* **Instructions to follow**
An exact copy of every record is needed.

######

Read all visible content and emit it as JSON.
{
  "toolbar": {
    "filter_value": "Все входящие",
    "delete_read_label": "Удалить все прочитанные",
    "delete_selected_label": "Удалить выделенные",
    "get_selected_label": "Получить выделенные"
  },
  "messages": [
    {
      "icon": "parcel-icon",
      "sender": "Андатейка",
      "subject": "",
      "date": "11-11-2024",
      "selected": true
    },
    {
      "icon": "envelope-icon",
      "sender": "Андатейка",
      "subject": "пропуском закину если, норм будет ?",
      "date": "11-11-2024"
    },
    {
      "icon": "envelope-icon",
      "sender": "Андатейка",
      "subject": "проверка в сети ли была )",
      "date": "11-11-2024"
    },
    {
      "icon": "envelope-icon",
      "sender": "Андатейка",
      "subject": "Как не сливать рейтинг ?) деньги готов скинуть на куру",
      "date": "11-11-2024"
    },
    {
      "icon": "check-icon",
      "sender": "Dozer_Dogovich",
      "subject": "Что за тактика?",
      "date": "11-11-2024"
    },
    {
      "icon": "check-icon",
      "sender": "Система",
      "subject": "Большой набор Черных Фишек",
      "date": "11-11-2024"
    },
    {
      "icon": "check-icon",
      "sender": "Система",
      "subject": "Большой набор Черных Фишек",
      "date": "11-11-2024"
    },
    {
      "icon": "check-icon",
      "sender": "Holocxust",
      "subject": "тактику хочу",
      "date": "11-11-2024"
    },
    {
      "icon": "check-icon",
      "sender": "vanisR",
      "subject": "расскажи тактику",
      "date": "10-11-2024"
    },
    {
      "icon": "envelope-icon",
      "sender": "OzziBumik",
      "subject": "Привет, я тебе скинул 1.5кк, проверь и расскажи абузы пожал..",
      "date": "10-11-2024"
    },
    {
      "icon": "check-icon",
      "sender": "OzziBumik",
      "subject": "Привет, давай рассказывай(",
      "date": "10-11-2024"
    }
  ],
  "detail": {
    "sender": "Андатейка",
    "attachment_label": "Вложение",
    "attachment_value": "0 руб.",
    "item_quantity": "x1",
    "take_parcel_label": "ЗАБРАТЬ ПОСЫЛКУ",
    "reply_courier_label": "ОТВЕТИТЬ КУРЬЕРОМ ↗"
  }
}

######

* **Worked solution**
Read all visible content and emit it as JSON.
{
  "toolbar": {
    "filter_value": "Все входящие",
    "delete_read_label": "Удалить все прочитанные",
    "delete_selected_label": "Удалить выделенные",
    "get_selected_label": "Получить выделенные"
  },
  "messages": [
    {
      "icon": "parcel-icon",
      "sender": "Андатейка",
      "subject": "",
      "date": "11-11-2024",
      "selected": true
    },
    {
      "icon": "envelope-icon",
      "sender": "Андатейка",
      "subject": "пропуском закину если, норм будет ?",
      "date": "11-11-2024"
    },
    {
      "icon": "envelope-icon",
      "sender": "Андатейка",
      "subject": "проверка в сети ли была )",
      "date": "11-11-2024"
    },
    {
      "icon": "envelope-icon",
      "sender": "Андатейка",
      "subject": "Как не сливать рейтинг ?) деньги готов скинуть на куру",
      "date": "11-11-2024"
    },
    {
      "icon": "check-icon",
      "sender": "Dozer_Dogovich",
      "subject": "Что за тактика?",
      "date": "11-11-2024"
    },
    {
      "icon": "check-icon",
      "sender": "Система",
      "subject": "Большой набор Черных Фишек",
      "date": "11-11-2024"
    },
    {
      "icon": "check-icon",
      "sender": "Система",
      "subject": "Большой набор Черных Фишек",
      "date": "11-11-2024"
    },
    {
      "icon": "check-icon",
      "sender": "Holocxust",
      "subject": "тактику хочу",
      "date": "11-11-2024"
    },
    {
      "icon": "check-icon",
      "sender": "vanisR",
      "subject": "расскажи тактику",
      "date": "10-11-2024"
    },
    {
      "icon": "envelope-icon",
      "sender": "OzziBumik",
      "subject": "Привет, я тебе скинул 1.5кк, проверь и расскажи абузы пожал..",
      "date": "10-11-2024"
    },
    {
      "icon": "check-icon",
      "sender": "OzziBumik",
      "subject": "Привет, давай рассказывай(",
      "date": "10-11-2024"
    }
  ],
  "detail": {
    "sender": "Андатейка",
    "attachment_label": "Вложение",
    "attachment_value": "0 руб.",
    "item_quantity": "x1",
    "take_parcel_label": "ЗАБРАТЬ ПОСЫЛКУ",
    "reply_courier_label": "ОТВЕТИТЬ КУРЬЕРОМ ↗"
  }
}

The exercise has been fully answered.